Perhaps filmmaker Mike Flanagan’s latest creative addition to the Netflix streaming service is his most haunting. This is because it touches on a subject which, although universal, is often made taboo to discuss. The limited series Midnight Mass uses horror to explore the dark role religion can play in the lives of working class people. Viewers will be taken on a journey involving both sinister and benevolent forces, which may cause them to reflect on the complex role that faith and dogma have played in the history of mankind, for the better and the better. for the worst.
Written and directed by Flanagan (Doctor Sleep, The Haunting of Hill House), Midnight Mass tells the story of a small, isolated island community struggling with long-standing divisions among its residents. Soon they receive a visit from a charismatic priest named Father Paul. The appearance of the priest on Crockett Island is followed by unexplained events that resemble miracles. It ignites a renewed religious fervor that takes hold of the township, but these miracles can come at too high a price. Relevant and controversial themes such as fanaticism, faith, despair, and economic hardship collide for a powerful storytelling, though the journey can be a bit slow at times.
There are a number of intrigues to the show, but the most prevalent – and the most powerful – is that of the role of religion in the lives of ordinary people. Specifically, working class people who face economic hardship in a society that often favors big business and the wealthy. Crockett Island has seen better days, and because of this, the townspeople may seem more sensitive to the assurances offered by religious faith, as real-world reason has left them at fault. This was a great decision on Flanagan’s part as it opens an exploration of the duality of faith in working class communities.
Throughout the history of mankind we have seen instances where great acts of cruelty have been committed in the name of religion. You don’t have to go so far back to find such examples, as many have happened in recent years. Dogma and religious self-righteousness have combined time and time again to justify cases of injustice. Look no further than the recent passage of Texas laws giving citizens the right to play bounty hunters against women who dare to have abortions, simply because there is a religious belief that conscious ‘life’ exists. begins in the uterus at the time of impregnation. There is a long, dark history of things that religious claims have sanctioned, and Midnight Mass tries to tackle it head-on.
And it also does a very good job. Is Heaven attractive because our reality has been made so brutal? Are poor communities seeking God’s leadership because government leaders have failed to give them a concrete alternative? Does religion empower people or make them complacent in their suffering? All of these questions and more are taken in the context of a horror story, because yes, it is still a horror story.
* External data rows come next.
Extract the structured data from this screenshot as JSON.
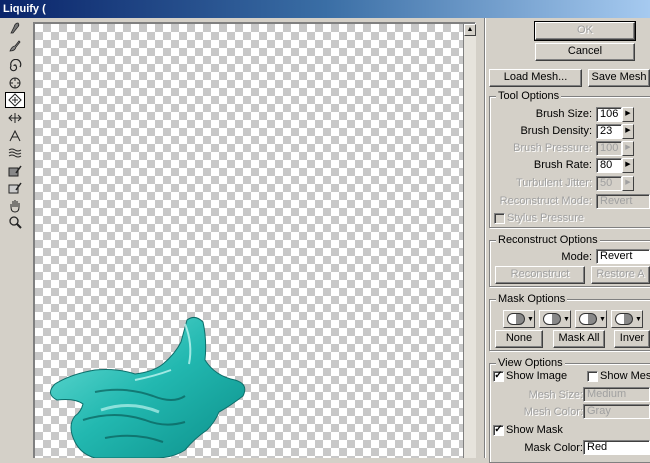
{
  "window": {
    "title": "Liquify ("
  },
  "tools": [
    {
      "name": "forward-warp-tool-icon",
      "glyph": "✎",
      "active": false
    },
    {
      "name": "reconstruct-tool-icon",
      "glyph": "✐",
      "active": false
    },
    {
      "name": "twirl-clockwise-tool-icon",
      "glyph": "@",
      "active": false
    },
    {
      "name": "pucker-tool-icon",
      "glyph": "✺",
      "active": false
    },
    {
      "name": "bloat-tool-icon",
      "glyph": "◇",
      "active": true
    },
    {
      "name": "push-left-tool-icon",
      "glyph": "⇹",
      "active": false
    },
    {
      "name": "mirror-tool-icon",
      "glyph": "⍝",
      "active": false
    },
    {
      "name": "turbulence-tool-icon",
      "glyph": "≋",
      "active": false
    },
    {
      "name": "freeze-mask-tool-icon",
      "glyph": "✍",
      "active": false
    },
    {
      "name": "thaw-mask-tool-icon",
      "glyph": "✑",
      "active": false
    },
    {
      "name": "hand-tool-icon",
      "glyph": "✋",
      "active": false
    },
    {
      "name": "zoom-tool-icon",
      "glyph": "⚲",
      "active": false
    }
  ],
  "buttons": {
    "ok": "OK",
    "cancel": "Cancel",
    "load_mesh": "Load Mesh...",
    "save_mesh": "Save Mesh"
  },
  "tool_options": {
    "title": "Tool Options",
    "brush_size_label": "Brush Size:",
    "brush_size": "106",
    "brush_density_label": "Brush Density:",
    "brush_density": "23",
    "brush_pressure_label": "Brush Pressure:",
    "brush_pressure": "100",
    "brush_rate_label": "Brush Rate:",
    "brush_rate": "80",
    "turbulent_jitter_label": "Turbulent Jitter:",
    "turbulent_jitter": "50",
    "reconstruct_mode_label": "Reconstruct Mode:",
    "reconstruct_mode": "Revert",
    "stylus_pressure_label": "Stylus Pressure"
  },
  "reconstruct_options": {
    "title": "Reconstruct Options",
    "mode_label": "Mode:",
    "mode": "Revert",
    "reconstruct_button": "Reconstruct",
    "restore_all_button": "Restore A"
  },
  "mask_options": {
    "title": "Mask Options",
    "none_button": "None",
    "mask_all_button": "Mask All",
    "invert_button": "Inver"
  },
  "view_options": {
    "title": "View Options",
    "show_image_label": "Show Image",
    "show_image": true,
    "show_mesh_label": "Show Mesh",
    "show_mesh": false,
    "mesh_size_label": "Mesh Size:",
    "mesh_size": "Medium",
    "mesh_color_label": "Mesh Color:",
    "mesh_color": "Gray",
    "show_mask_label": "Show Mask",
    "show_mask": true,
    "mask_color_label": "Mask Color:",
    "mask_color": "Red"
  },
  "colors": {
    "paint": "#22b8b0",
    "paint_dark": "#0c6e6a",
    "paint_light": "#6fe0d8",
    "dialog": "#d4d0c8"
  }
}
Terror in the series divides its time between subtle and manifest. There will be some gruesome and gory scenes, but they are often reinforced by longer moments of tension. It is not a spectacle filled with the fears of jumping, but rather defined by the fear that plays on the human condition. There are many monsters out there, but viewers will have to decide whether the scariest ones are those found in the supernatural or those of our human neighbors. One deals with the kind of terror we may only know from the movies, while the other tackles a danger that is no stranger to our reality. We have seen the damage that can be done by crowds of fanatics believing their cause is just, such as the January 6 riot on Capitol Hill. Midnight Mass is not at all on the nose with this comparison, but the subtle lesson is here to be learned.
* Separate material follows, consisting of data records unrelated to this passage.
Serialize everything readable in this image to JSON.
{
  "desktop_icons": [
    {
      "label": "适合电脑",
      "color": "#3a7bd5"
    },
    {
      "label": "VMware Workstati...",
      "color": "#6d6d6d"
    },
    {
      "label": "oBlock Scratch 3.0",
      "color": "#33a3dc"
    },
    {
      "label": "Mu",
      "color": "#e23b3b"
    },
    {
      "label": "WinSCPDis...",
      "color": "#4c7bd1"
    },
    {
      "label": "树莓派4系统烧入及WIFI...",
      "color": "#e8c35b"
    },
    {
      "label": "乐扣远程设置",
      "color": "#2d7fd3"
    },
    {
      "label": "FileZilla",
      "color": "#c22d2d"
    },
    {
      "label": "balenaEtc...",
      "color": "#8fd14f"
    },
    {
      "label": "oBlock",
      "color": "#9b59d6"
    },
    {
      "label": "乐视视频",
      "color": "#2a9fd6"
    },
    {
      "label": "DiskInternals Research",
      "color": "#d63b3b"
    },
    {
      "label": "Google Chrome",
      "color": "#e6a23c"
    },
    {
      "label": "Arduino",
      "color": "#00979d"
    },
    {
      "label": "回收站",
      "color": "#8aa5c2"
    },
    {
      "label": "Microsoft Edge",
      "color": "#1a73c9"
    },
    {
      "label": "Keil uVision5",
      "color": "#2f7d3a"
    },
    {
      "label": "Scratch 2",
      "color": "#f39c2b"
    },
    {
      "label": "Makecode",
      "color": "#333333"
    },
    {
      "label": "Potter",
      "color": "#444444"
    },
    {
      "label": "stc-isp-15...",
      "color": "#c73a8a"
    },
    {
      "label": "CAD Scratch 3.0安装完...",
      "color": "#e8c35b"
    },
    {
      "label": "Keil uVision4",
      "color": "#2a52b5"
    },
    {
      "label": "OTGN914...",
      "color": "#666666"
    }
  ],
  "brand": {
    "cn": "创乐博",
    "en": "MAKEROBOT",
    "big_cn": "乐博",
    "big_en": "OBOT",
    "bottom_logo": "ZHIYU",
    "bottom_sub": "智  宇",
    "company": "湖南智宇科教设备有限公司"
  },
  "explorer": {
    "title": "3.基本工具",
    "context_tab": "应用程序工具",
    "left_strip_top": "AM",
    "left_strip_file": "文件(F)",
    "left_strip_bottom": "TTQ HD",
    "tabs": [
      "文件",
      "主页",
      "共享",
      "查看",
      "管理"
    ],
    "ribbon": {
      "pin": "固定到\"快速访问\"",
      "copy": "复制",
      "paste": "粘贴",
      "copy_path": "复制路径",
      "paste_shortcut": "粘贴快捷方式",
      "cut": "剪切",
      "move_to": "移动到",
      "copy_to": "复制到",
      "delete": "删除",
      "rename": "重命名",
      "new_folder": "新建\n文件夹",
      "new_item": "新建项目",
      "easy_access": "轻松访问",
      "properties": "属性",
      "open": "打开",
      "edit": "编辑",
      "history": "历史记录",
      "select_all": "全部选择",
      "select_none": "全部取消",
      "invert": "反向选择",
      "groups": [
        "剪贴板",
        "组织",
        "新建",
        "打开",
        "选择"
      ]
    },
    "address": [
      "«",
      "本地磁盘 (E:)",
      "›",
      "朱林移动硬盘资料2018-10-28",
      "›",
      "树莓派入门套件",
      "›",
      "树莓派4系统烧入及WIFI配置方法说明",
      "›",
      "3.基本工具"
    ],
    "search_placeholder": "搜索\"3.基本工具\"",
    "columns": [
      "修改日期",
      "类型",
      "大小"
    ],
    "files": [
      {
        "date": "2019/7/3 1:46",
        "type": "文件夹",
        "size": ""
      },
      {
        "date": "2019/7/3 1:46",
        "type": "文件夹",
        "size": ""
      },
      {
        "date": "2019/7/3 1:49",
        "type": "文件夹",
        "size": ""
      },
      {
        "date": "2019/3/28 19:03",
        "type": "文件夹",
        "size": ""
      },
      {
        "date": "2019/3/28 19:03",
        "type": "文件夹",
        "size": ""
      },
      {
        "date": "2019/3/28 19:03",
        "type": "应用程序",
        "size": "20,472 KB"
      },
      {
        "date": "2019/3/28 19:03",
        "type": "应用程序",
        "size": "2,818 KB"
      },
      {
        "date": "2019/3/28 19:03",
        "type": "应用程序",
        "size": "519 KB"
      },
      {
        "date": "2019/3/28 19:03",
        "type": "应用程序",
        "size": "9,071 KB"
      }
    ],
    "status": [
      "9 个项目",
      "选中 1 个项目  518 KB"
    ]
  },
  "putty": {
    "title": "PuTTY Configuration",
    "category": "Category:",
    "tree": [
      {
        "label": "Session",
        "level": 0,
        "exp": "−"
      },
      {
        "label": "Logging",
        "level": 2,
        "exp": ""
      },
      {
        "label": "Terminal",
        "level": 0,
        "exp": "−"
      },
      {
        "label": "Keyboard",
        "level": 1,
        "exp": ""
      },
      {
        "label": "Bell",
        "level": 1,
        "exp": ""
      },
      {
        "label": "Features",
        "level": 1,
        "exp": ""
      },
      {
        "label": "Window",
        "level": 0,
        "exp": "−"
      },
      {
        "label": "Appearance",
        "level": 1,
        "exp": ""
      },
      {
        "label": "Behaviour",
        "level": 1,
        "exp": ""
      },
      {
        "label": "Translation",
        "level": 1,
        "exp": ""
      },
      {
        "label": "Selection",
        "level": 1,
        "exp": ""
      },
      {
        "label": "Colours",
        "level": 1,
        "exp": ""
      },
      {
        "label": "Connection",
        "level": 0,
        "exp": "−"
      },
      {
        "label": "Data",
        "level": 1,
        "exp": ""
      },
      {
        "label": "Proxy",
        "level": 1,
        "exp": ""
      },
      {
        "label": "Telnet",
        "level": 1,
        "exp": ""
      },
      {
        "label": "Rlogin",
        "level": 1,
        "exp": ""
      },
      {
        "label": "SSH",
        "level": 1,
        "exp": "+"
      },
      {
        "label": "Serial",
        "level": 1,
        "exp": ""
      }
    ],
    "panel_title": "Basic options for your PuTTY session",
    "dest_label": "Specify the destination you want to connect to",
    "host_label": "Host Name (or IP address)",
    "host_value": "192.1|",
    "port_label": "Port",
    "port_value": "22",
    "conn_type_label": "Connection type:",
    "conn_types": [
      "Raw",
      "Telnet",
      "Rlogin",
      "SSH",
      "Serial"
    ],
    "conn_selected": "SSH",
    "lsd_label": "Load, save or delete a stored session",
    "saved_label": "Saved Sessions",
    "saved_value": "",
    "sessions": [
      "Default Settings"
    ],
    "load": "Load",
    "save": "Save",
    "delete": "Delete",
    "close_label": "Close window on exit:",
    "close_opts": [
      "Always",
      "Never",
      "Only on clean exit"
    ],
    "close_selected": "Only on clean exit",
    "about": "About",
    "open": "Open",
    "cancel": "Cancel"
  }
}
Here again, do not think that the series is a total condemnation of religion. This is far from being the case in fact. It feels like, from the variety of intriguing characters we meet in the show, that religion is more of a tool whose purpose is determined by whoever uses it. This, too, speaks of the duality of faith in human history.
Of course, we can name the cases in which negative things have happened because of religion, but we also know times when the positive has also been produced. Much of the organizing of the Civil Rights Movement – a mass movement for equality against bigotry and the oppression of marginalized peoples – has occurred in black churches. It is through this same moral movement, targeting capitalist greed and oppression as the real evils of society, that we have organizations like today’s Poor People’s Campaign, led by reverends and others. religious leaders. We also see similar cases in Midnight Mass through certain characters who use their faith against the disaster.
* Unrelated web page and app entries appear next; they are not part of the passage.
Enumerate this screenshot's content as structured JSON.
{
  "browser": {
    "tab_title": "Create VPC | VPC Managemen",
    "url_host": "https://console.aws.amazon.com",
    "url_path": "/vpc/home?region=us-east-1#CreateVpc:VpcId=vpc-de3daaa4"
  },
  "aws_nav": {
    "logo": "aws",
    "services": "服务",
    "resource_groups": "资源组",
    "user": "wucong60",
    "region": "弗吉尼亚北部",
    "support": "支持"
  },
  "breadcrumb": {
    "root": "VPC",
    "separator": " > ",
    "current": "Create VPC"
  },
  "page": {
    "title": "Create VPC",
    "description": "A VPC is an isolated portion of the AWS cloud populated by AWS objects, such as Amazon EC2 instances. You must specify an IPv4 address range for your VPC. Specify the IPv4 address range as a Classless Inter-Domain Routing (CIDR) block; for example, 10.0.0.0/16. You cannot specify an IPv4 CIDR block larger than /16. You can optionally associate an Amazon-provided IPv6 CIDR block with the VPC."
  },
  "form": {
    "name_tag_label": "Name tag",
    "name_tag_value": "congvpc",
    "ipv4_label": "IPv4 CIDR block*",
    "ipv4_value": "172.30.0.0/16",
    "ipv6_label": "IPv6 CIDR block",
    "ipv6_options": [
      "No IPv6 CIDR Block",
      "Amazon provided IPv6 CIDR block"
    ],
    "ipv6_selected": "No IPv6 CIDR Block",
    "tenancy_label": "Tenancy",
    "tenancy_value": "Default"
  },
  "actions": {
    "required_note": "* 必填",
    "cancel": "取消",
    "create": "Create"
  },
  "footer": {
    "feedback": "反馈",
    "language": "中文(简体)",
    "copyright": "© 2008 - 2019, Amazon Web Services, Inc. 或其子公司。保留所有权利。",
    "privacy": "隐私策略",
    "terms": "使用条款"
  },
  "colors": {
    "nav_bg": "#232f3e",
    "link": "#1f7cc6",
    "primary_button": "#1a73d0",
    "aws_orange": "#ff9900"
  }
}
The fear in the show is so tangible because it seems so possible to our own world. There is a technical separation of church and state in the United States, but we know from history that the lines are often blurry depending on who is in power and what they want to use the “tool” for. of religion. What acts of faith have leaders tried to get us to take, whether to justify laws controlling a woman’s body, to legitimize the definition of “true God-fearing”, or to join in condemning democratic elections? Scary stuff indeed.
Midnight Mass is seven episodes of intense storytelling. Heavy subjects are explored and there is seldom much lightness in the show. It’s not perfect, as some of the dialogues are longer than necessary, where the characters give long monologues in a few places that don’t feel natural. This, thankfully, doesn’t distract from what is, on the whole, a powerful narrative. It’s scary because it will hit a lot of people near them, but it also gives some tried and true horror monsters a new twist. It’s a great addition to a genre that’s used to pulling the world apart in order to make sense of it, one bloody room at a time.
Midnight Mass is available worldwide on the Netflix streaming service from September 24, 2021.